[WHAT TO PRODUCE] From the first line to the last, return the data exactly, with no pictures.
------------------------------
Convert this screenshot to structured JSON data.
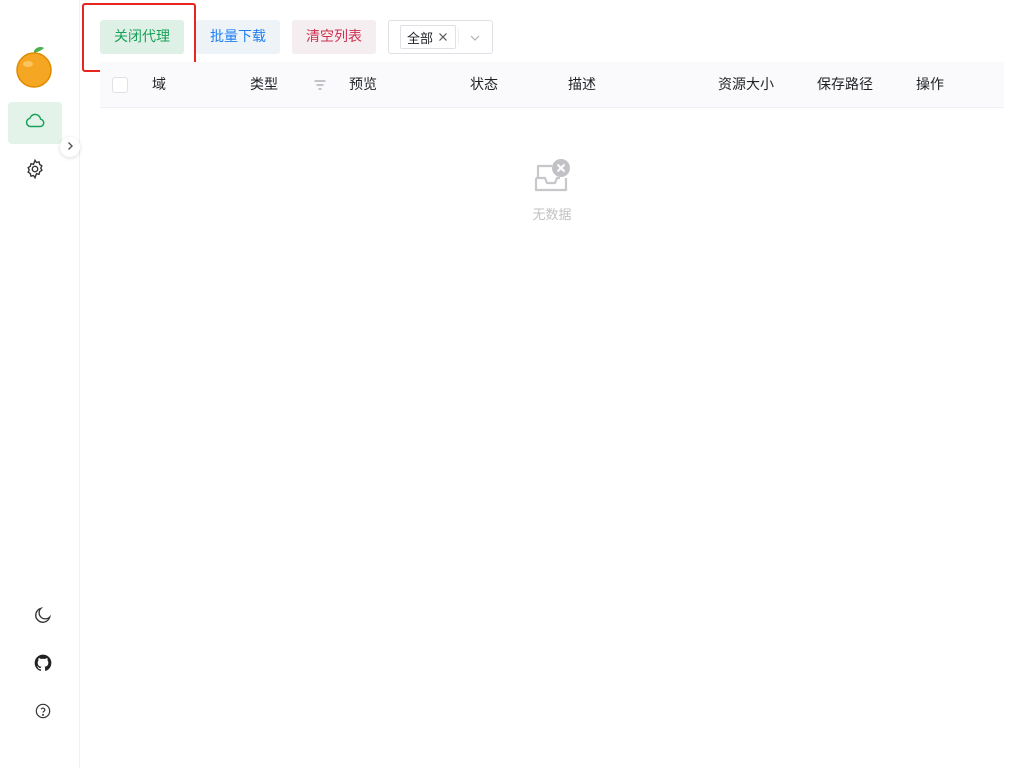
{
  "window_controls": [
    "close",
    "minimize",
    "maximize"
  ],
  "sidebar": {
    "logo_icon": "orange-fruit-icon",
    "nav": [
      {
        "icon": "cloud-icon",
        "active": true
      },
      {
        "icon": "gear-icon",
        "active": false
      }
    ],
    "collapse_icon": "chevron-right-icon",
    "bottom": [
      "moon-icon",
      "github-icon",
      "help-icon"
    ]
  },
  "toolbar": {
    "proxy_label": "关闭代理",
    "download_label": "批量下载",
    "clear_label": "清空列表",
    "filter_tag": "全部"
  },
  "table": {
    "columns": [
      "域",
      "类型",
      "预览",
      "状态",
      "描述",
      "资源大小",
      "保存路径",
      "操作"
    ],
    "empty_text": "无数据"
  },
  "colors": {
    "accent_green": "#18a058",
    "info_blue": "#2080f0",
    "error_red": "#d03050",
    "highlight_red": "#e8251f"
  }
}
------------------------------
[OUTPUT]
Convert this screenshot to structured JSON data.
{
  "window_controls": [
    "close",
    "minimize",
    "maximize"
  ],
  "sidebar": {
    "logo_icon": "orange-fruit-icon",
    "nav": [
      {
        "icon": "cloud-icon",
        "active": true
      },
      {
        "icon": "gear-icon",
        "active": false
      }
    ],
    "collapse_icon": "chevron-right-icon",
    "bottom": [
      "moon-icon",
      "github-icon",
      "help-icon"
    ]
  },
  "toolbar": {
    "proxy_label": "关闭代理",
    "download_label": "批量下载",
    "clear_label": "清空列表",
    "filter_tag": "全部"
  },
  "table": {
    "columns": [
      "域",
      "类型",
      "预览",
      "状态",
      "描述",
      "资源大小",
      "保存路径",
      "操作"
    ],
    "empty_text": "无数据"
  },
  "colors": {
    "accent_green": "#18a058",
    "info_blue": "#2080f0",
    "error_red": "#d03050",
    "highlight_red": "#e8251f"
  }
}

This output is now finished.